Divorce and Pets: How Does The Division of Animals Work in California?

divoce attorneysWe are frequently asked about pets and the manner in which “custody” is determined in California, especially because most of us treat our animal companions as members of the family.  The truth is, divorce proceedings often bring up the age-old question: “Who gets to keep the dog?”

This is a reasonable question. After all, you can face criminal charges in California if you neglect or abuse your pet, and can even name your furry companion as the beneficiary of your trust. In many ways, it is clear that the law sees pets and animals as more than just inanimate object. Surely it makes more sense to approach the “division” of pets via custody and visitation arrangements rather than a simple “he gets, she gets” arrangement, right?

Wrong. Generally speaking, pets are considered property in California when it comes to divorce proceedings, something that is true across the U.S., and there no special laws involving this particular type of “personal property” have been established, at least not until recently. Thus, this issue is typically approached in a way where the pet is assigned to one party, like any piece of furniture or cookware.

That said, while the law is clear on the status of pets as property and does not formally acknowledge pet custody in the books, California courts are no strangers to these types of matters, and a court-backed arrangement is not entirely out of the question.

Pet Visitation and Custody in California

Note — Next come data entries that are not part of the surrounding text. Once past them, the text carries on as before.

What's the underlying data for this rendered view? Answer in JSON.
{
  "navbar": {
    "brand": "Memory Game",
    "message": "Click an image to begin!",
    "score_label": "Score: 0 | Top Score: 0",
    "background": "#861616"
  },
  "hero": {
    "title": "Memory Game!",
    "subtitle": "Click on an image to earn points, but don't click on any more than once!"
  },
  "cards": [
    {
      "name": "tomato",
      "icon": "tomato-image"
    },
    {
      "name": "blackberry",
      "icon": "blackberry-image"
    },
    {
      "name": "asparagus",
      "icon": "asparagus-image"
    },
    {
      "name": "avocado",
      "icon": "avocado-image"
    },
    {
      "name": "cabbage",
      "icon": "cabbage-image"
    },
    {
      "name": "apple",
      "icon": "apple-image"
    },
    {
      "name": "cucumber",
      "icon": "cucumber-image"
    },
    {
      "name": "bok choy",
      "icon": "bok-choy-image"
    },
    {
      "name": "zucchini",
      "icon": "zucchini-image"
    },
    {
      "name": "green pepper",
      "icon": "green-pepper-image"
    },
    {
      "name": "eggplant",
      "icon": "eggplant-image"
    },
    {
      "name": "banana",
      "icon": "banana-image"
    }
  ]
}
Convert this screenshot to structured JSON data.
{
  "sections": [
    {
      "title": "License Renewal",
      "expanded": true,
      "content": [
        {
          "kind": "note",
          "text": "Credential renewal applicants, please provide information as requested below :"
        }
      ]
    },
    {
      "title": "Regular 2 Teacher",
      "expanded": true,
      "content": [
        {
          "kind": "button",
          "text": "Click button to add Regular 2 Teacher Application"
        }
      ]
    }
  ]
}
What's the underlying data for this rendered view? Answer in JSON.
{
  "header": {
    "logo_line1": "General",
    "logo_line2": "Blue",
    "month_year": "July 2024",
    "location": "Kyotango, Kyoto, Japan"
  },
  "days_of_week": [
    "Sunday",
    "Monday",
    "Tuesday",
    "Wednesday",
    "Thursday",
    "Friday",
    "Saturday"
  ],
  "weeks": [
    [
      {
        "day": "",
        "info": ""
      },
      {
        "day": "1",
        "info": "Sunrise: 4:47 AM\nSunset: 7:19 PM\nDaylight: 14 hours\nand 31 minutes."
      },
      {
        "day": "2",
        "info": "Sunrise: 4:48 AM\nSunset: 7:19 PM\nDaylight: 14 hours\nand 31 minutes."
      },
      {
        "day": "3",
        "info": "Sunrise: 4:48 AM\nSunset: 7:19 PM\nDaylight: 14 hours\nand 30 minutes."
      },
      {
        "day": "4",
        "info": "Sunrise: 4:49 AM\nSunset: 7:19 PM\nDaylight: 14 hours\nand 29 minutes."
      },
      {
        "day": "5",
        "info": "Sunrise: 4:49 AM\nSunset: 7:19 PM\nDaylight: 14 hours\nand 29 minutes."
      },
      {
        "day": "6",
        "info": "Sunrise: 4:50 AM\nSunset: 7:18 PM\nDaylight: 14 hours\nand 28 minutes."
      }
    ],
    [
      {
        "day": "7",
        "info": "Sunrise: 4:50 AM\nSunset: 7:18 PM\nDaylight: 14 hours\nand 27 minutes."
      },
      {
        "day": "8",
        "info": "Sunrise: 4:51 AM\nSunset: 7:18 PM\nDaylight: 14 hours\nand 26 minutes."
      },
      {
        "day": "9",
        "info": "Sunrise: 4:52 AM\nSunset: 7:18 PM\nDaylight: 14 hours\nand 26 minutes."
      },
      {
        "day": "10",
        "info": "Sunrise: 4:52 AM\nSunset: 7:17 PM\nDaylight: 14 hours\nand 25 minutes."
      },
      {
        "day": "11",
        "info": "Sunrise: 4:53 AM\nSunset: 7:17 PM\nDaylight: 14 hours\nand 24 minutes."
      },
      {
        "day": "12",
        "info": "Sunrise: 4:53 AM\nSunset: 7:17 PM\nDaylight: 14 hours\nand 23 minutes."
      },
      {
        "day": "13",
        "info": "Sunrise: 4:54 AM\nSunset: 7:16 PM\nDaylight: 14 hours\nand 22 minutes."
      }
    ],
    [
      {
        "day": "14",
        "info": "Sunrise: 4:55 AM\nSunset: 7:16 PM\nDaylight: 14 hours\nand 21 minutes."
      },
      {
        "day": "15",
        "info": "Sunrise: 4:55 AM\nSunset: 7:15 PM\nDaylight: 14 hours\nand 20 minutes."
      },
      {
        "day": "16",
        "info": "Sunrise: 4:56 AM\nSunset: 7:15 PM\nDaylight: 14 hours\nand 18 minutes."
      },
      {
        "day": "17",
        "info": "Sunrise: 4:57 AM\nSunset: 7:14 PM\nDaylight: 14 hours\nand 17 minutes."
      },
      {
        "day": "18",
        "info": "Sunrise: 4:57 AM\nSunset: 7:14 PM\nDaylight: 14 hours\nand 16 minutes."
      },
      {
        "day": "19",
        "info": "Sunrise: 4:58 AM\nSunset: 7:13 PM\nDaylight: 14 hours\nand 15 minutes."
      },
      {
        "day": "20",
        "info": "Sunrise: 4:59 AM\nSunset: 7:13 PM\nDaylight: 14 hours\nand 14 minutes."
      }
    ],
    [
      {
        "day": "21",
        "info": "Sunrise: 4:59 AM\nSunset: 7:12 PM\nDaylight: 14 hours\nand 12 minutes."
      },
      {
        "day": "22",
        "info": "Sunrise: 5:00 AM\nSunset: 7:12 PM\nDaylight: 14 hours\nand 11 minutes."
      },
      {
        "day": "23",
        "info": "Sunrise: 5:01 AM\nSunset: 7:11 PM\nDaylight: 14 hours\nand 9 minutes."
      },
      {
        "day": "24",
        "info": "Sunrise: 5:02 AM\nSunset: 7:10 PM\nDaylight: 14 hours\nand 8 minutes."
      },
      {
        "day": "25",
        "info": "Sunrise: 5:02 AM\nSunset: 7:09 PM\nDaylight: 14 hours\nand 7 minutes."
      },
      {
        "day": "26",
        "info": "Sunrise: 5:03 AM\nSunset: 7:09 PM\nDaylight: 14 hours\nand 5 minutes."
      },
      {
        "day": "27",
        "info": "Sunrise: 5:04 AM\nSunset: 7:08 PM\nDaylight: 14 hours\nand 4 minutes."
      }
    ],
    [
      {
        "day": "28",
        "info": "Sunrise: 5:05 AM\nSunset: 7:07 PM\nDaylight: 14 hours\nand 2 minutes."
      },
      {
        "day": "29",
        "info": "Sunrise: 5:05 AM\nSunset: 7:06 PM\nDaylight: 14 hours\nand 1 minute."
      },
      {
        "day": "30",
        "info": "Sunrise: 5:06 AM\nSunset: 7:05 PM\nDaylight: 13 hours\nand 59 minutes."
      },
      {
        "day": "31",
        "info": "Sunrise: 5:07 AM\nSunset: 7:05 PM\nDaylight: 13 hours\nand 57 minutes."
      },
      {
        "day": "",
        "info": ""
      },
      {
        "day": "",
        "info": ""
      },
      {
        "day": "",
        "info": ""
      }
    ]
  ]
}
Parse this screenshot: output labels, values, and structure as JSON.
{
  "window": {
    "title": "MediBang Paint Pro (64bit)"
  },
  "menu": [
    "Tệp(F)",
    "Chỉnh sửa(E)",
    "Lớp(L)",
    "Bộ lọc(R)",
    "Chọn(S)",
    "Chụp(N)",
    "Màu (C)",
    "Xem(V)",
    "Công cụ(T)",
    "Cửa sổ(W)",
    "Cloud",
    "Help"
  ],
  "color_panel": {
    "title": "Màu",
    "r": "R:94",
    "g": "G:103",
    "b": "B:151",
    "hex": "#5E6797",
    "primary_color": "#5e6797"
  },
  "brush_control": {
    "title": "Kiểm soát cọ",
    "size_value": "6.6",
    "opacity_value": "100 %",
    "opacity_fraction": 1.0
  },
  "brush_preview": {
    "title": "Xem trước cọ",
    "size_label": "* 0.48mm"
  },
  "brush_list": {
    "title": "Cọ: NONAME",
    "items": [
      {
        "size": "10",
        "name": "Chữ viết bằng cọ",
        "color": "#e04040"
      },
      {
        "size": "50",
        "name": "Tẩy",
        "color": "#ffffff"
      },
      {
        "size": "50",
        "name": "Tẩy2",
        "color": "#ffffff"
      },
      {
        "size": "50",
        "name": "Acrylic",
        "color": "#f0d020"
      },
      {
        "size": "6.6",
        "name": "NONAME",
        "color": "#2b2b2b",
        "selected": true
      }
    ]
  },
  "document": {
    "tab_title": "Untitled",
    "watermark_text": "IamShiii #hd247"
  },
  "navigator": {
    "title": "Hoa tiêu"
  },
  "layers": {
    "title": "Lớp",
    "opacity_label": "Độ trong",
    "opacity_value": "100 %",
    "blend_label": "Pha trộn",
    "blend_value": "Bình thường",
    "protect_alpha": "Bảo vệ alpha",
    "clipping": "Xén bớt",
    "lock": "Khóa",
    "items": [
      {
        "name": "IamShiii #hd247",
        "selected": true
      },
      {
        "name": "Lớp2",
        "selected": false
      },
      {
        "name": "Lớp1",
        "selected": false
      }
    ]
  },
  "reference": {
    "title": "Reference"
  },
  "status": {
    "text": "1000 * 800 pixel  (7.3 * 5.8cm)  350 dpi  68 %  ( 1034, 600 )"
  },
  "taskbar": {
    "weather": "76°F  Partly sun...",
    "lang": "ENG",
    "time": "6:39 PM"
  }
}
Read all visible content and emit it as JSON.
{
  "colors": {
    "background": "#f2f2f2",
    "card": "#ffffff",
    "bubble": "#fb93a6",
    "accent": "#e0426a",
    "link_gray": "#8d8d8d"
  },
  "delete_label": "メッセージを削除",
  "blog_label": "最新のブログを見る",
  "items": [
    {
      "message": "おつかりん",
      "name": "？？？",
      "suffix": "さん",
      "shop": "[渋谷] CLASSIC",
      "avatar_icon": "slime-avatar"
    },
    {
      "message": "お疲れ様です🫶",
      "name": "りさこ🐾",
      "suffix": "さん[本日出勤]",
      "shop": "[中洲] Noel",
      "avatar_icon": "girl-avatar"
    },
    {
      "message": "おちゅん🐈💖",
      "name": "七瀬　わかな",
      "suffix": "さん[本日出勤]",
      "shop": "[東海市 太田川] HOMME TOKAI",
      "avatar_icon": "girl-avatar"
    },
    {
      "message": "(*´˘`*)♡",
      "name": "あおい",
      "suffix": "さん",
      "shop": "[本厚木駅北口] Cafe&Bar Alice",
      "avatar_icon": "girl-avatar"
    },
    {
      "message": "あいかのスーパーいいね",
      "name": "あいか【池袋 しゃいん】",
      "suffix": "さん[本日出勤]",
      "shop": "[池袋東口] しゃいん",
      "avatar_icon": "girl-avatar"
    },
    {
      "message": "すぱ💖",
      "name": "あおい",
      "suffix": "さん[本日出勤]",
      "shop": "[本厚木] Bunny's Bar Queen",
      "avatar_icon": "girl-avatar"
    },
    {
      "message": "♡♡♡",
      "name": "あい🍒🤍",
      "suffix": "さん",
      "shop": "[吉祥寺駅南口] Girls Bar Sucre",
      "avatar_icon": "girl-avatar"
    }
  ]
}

Courts have recently entertained, and continue to remain flexible, to lawsuits involving pet custody. This type of lawsuit is usually launched by the party who was not granted ownership of the pet during divorce proceedings, and many plaintiffs have successfully argued on behalf of their case and managed to have the terms of ownership modified after the fact. In addition, recent legislation has made it more easy for these types of requests to be reviewed by family law courts in CA.

Contact A Divorce Attorney Today

Pets are often an important part of our families, and even though divorce laws don't exactly focus on pet custody and visitation, that does not mean that all avenues are closed off. Regardless of the circumstances at hand, do not hesitate to contact a skilled family law and divorce attorney.

Know that you can rely on Rubin & Levavi, P.C. Call our offices at (415) 564-2776 to learn more about how we can help.